ASSIGNMENT:
Check the records below line by line, and report how many lines include the string "true". No other words are needed.

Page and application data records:
——————
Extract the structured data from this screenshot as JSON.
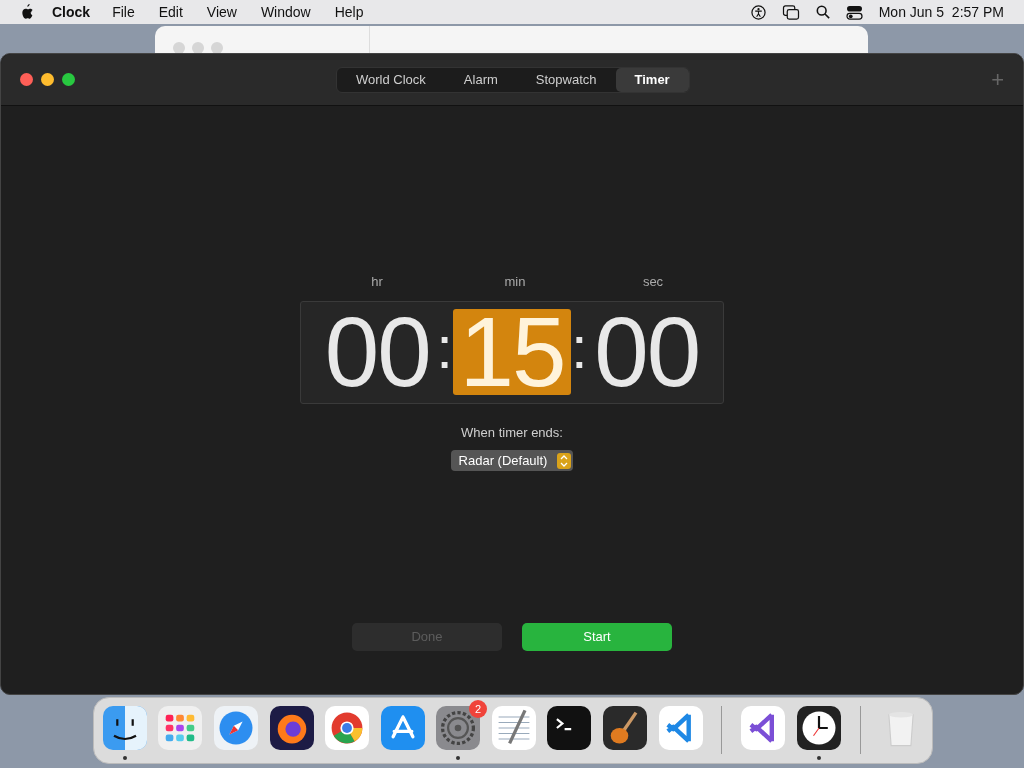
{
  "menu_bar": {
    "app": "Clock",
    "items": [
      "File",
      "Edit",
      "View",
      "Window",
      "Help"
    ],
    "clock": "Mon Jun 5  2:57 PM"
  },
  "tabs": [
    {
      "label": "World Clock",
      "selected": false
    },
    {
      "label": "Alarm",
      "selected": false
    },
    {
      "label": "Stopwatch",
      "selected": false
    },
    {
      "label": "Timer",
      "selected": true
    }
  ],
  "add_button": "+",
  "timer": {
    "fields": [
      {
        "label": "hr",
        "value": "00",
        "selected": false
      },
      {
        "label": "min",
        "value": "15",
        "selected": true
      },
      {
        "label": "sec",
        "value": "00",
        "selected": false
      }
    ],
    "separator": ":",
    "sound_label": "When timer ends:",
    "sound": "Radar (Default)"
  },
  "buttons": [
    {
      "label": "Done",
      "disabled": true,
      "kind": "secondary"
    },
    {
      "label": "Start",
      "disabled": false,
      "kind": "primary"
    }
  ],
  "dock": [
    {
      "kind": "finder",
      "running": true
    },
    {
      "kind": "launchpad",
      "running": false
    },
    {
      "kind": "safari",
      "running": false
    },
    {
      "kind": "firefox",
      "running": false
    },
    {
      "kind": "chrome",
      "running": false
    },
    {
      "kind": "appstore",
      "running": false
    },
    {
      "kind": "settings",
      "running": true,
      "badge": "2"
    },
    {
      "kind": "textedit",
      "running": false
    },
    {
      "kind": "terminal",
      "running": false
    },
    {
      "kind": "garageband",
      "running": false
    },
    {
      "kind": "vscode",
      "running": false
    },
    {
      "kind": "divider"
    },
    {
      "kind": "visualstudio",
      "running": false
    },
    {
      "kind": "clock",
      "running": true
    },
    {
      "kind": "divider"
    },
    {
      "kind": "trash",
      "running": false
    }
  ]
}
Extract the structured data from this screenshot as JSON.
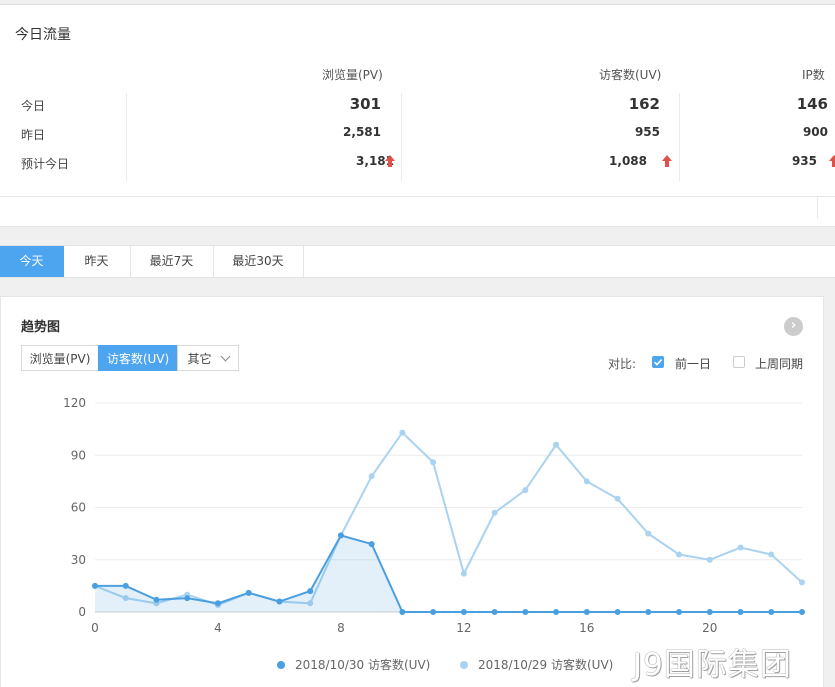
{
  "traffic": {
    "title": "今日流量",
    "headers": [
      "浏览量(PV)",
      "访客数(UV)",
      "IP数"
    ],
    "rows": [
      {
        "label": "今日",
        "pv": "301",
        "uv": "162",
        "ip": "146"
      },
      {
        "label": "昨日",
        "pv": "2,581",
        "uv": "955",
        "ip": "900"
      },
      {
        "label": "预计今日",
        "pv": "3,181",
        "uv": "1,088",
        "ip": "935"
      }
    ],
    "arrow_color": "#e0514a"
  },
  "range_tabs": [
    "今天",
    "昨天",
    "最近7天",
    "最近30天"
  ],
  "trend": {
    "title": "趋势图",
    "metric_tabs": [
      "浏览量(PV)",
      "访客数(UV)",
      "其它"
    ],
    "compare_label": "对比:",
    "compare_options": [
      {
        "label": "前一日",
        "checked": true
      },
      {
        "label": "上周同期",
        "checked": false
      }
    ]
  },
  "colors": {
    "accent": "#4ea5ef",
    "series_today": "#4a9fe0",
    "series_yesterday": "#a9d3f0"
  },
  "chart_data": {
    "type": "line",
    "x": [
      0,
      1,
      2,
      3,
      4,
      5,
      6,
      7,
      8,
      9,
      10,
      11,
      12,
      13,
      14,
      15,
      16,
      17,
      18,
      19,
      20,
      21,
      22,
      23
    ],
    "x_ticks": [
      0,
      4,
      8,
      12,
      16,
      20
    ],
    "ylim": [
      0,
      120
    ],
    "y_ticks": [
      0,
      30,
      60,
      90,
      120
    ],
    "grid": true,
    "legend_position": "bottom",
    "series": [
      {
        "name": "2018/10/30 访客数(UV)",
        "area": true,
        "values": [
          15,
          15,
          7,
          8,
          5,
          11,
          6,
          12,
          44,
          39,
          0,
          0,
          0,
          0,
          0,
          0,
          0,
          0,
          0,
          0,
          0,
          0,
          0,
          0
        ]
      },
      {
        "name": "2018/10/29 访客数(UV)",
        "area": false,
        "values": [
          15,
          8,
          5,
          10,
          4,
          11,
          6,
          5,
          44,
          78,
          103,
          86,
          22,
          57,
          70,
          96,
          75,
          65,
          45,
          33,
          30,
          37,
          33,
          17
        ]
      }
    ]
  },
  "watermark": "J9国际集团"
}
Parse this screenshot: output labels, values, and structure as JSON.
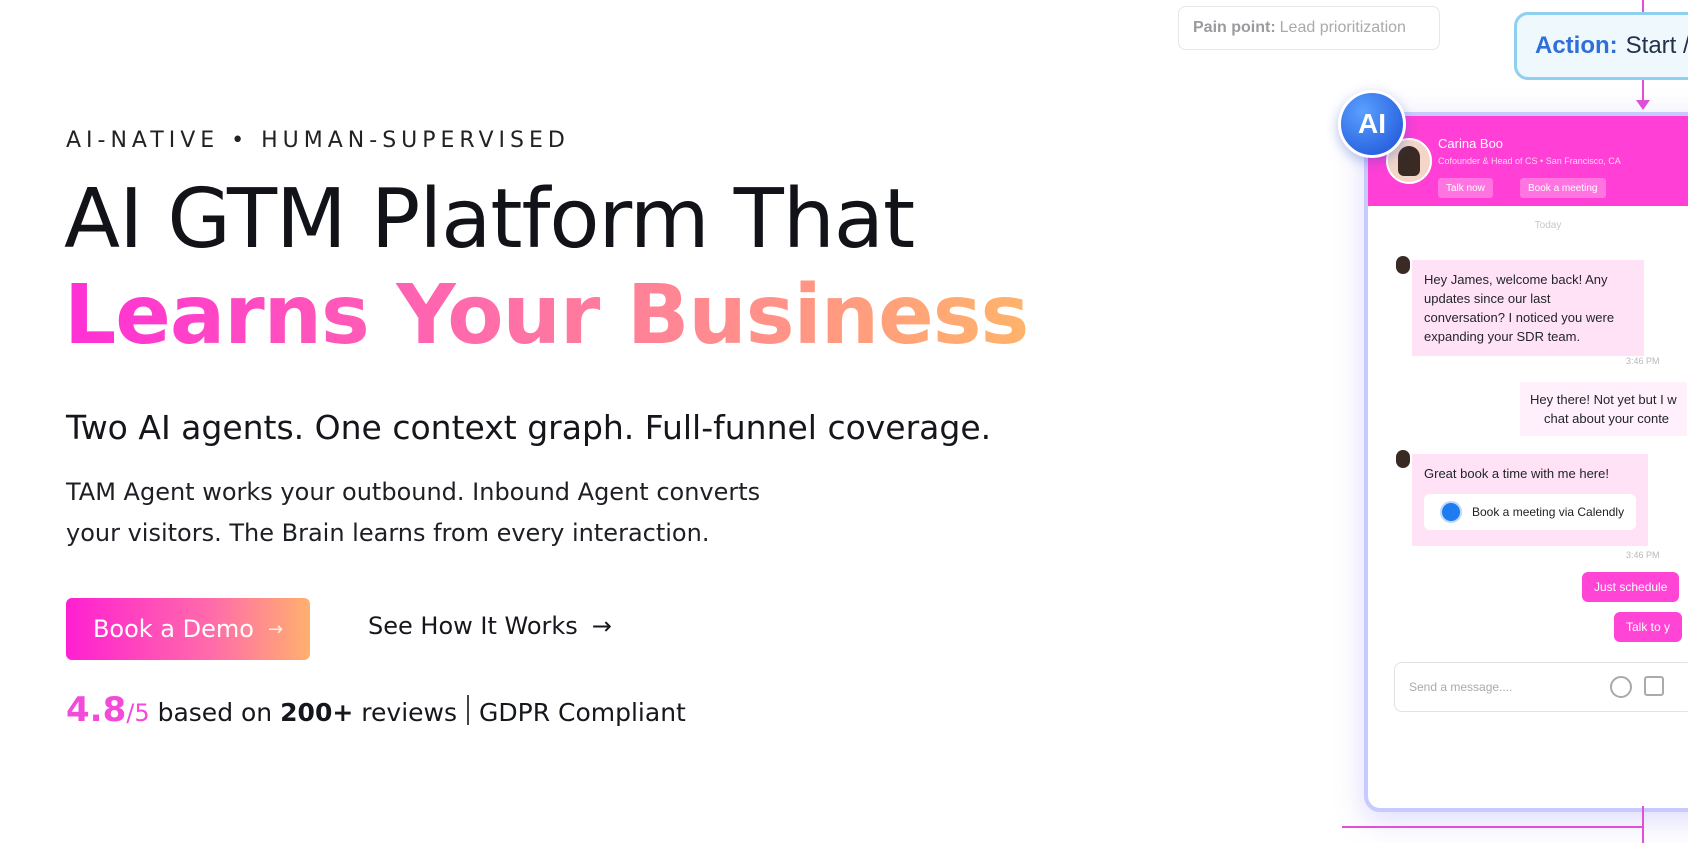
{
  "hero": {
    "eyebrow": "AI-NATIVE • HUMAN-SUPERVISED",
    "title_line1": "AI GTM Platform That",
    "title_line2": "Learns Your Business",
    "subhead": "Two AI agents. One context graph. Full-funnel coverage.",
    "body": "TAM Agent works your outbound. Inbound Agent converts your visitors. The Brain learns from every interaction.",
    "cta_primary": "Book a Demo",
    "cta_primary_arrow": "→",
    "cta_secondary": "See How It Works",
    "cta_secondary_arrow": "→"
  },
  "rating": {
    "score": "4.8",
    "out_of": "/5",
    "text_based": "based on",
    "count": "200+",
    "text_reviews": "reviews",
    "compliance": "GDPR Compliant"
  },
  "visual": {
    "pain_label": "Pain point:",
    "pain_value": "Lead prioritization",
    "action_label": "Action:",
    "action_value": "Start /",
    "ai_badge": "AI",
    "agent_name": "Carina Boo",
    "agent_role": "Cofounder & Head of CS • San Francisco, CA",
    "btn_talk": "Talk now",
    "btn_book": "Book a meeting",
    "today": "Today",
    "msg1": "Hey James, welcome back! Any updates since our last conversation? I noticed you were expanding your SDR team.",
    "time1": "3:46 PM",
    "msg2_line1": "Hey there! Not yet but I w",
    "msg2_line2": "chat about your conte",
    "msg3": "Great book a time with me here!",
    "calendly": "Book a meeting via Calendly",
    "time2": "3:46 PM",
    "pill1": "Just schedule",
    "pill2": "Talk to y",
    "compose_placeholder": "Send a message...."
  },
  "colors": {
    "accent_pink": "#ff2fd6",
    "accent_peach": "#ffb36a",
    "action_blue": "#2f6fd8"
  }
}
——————
OUTPUT FOR THIS EXERCISE:
9